Tauqeer Hussain Mallhi
Iram Ijaz
Yusra Habib Khan
Amna Javed
Amna Javed
Umdatun- Nisa Saleem
Raja Ahsan Aftab
Abdulaziz Ibrahim Alzarea
Nasser Hadal Alotaibi
Nasser Hadal Alotaibi
Abdullah Salah Alanazi
Muhammad Salman
Muhammad Hammad Butt


Purpose: To investigate the impact of drugs on the body weight of patients.
Methods: All the randomized controlled trials that evaluated the impact of medications on the body weight of patients were searched in various databases. Studies quantifying the impact of drugs on body weight when compared to placebo or any other treatment were considered for this review. Moreover, the quantitative synthesis of evidence was also performed by generating the forest plot.

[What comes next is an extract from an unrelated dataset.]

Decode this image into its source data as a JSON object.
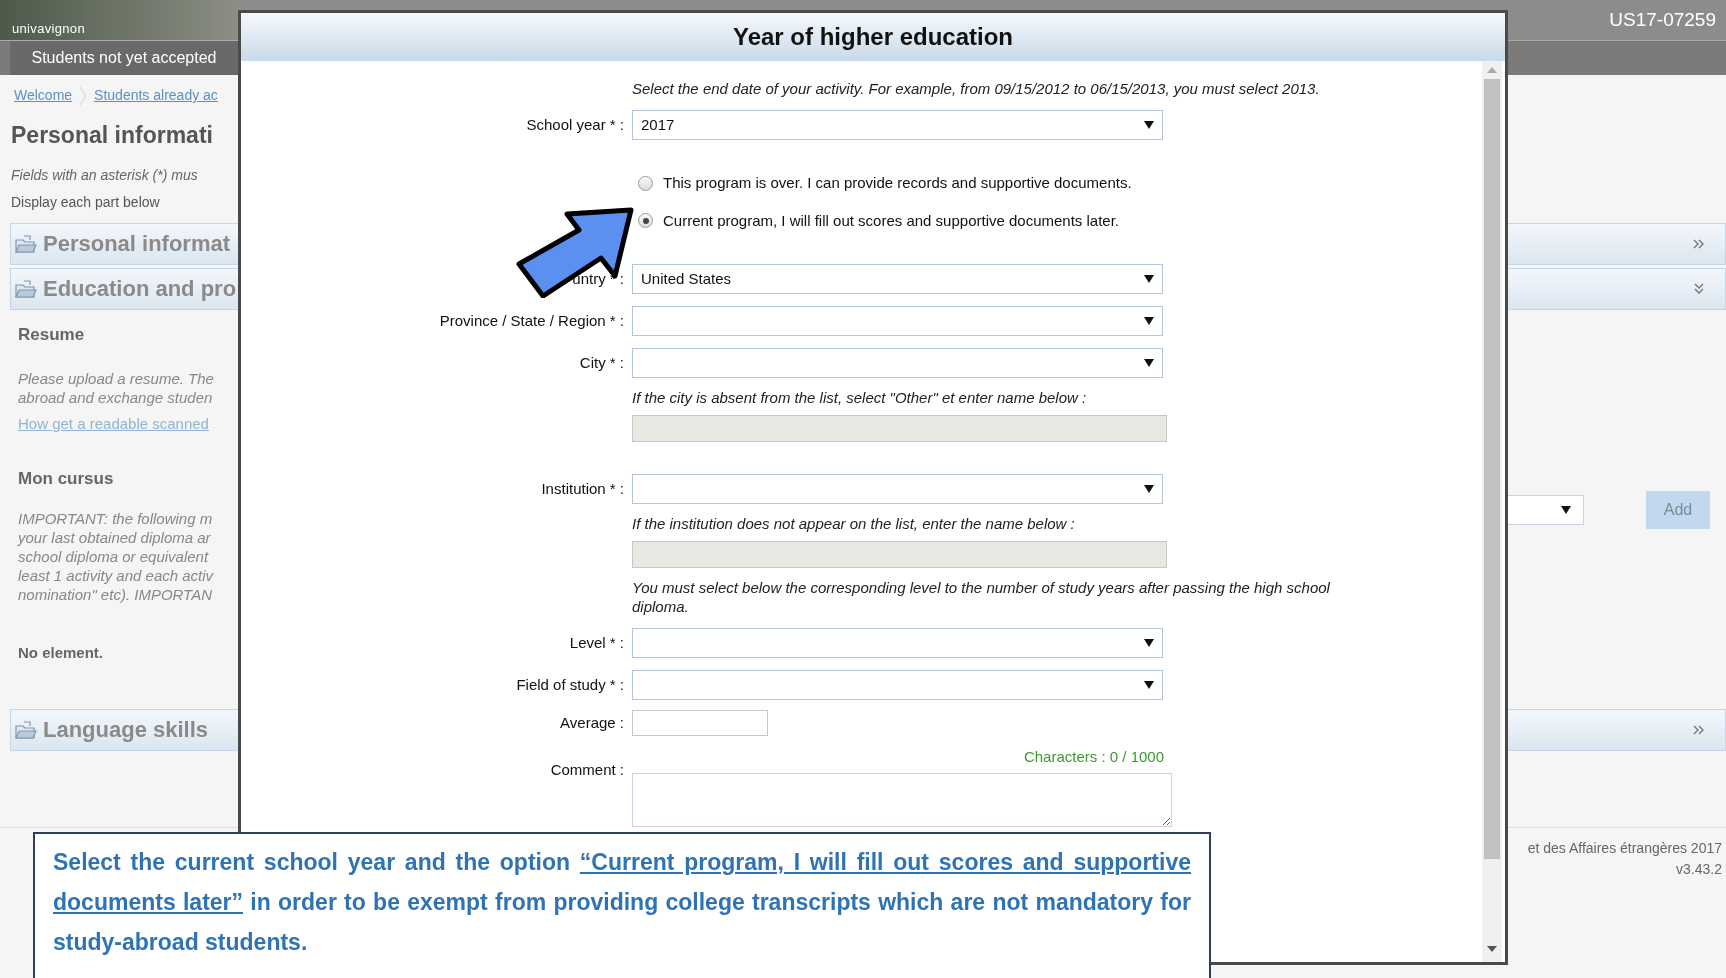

Results: A total of 20 studies involving 18,547 participants were included in the current review. Weight gains ranging from 0.5 to 2.6 kg were associated with the use of pioglitazone, espindolol, brexpiprazole, glimepiride and ezogabine while weight loss ranging from 1.1 to 12 kg was linked with the use of betahistine, naltrexone, bupropion, liraglutide, phentermine, topiramate, orlistat, zonisamide, duloxetine, semaglutide, metformin and linagliptin. The quantitative synthesis suggested that drugs can significantly reduce body weight by -0.53 kg (CI 95 % -1.01, -0.04, p < 0.04) when compared to standard treatment.
Conclusion: The findings of this review suggest substantial association of drugs and weight change during pharmacotherapy. Pioglitzone, brexpiprazole, espindolol, ezogabine and glimepiride cause weight gain while naltrexone, bupropion, betahistine, topiramate, phentermine, zonisamide, semaglutide, linagliptin, liraglutide, orlistat, duloxetine and metformin were associated with weight loss. Drug-induced changes in body weight might cause serious consequences and should be addressed before initiating treatment.